Subject: Storage | February 17, 2009 - 12:36 PM | Jeremy Hellstrom
Our new reviewer and podcast star, Allyn Malventano, has finished some exhaustive testing of solid state drives in a high workload scenario. He and Ryan have been seeing plummeting performance from some of the SSDs they have used, and the Intel X-25M in particular. It turns out that while the data on an SSD can be considered to be fragmented, the absolute worst thing to do is run a defragmenting program on your drive, it will make the problem worse.

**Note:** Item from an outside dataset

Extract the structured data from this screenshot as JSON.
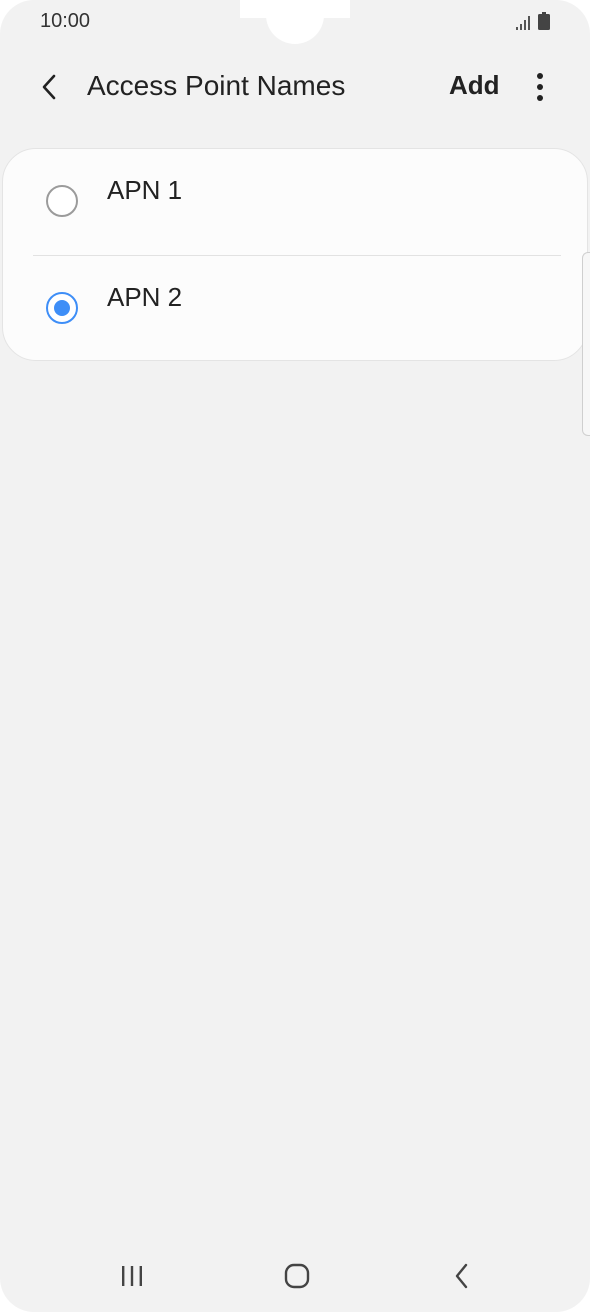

Read the full reivew not only to see what causes the performance degradation
Subject: Cases and Cooling | February 17, 2009 - 11:46 AM | Jeremy Hellstrom
If there weren't enough choices for the lower end gamer who is looking to spend around $100 for a next generation GPU, if what VR-Zone heard is on the ball. The 4750 will have 1GB GDDR3 and cost you roughly $99, the 4770 will sport 512MB of GDDR5 memory and run around $120. While it is possible AMD is headed for king of the bottom of the market, but they certainly may be leaps and bounds beyond nVIDIA in HTPCs. These new cards are 40nm proccess a
Subject: Graphics Cards | February 16, 2009 - 06:28 PM | Jeremy Hellstrom
The Sapphire HD 4670 has two things going for it that the stock model does not, it uses GDDR4 and a third party cooler. It sports DVI and VGA ports, as well as an HDMI connector as one of the chief uses of this card would be to power a 1080p HTPC. The extra power this card has compared to the base model does make it very viable for a gaming machine, just look at the benchmarks Modders-Inc saw in their review.
Subject: Processors | February 16, 2009 - 02:02 PM | Jeremy Hellstrom
If you are wondering just how far a new Phenom II can be pushed, Legit Reviews has a good idea. The 810 can be pushed from 2.6 GHz all the way to
4.95GHz, the 720 BE from 2.8GHz to 4.59Ghz, as long as you use the right cooling. Along with getting an idea of where these processors top out, two other important lessons were learned. The motherboards don't mind having ice form on them and the new Phenoms are quite happy running an operating temperature below -40 degrees.
Subject: Memory | February 16, 2009 - 12:18 PM | Jeremy Hellstrom
With Corsair's new Dominator GTs running at 2.0GHz, they are only 660MHz off of the default speed of a Core i7 720. Though the multipliers are completely different; it is something to see the speed of RAM approaching the same speeds as modern processors. These new Dominators will be be available only by ordering direct from Corsair, so hopefully these 2GHz @ 9-9-9-28 will have gone through even more rigorous
testing than retail DIMMs. HEXUS's testing would verify that, they hit 2,100MHz @ 7-8-7-26 on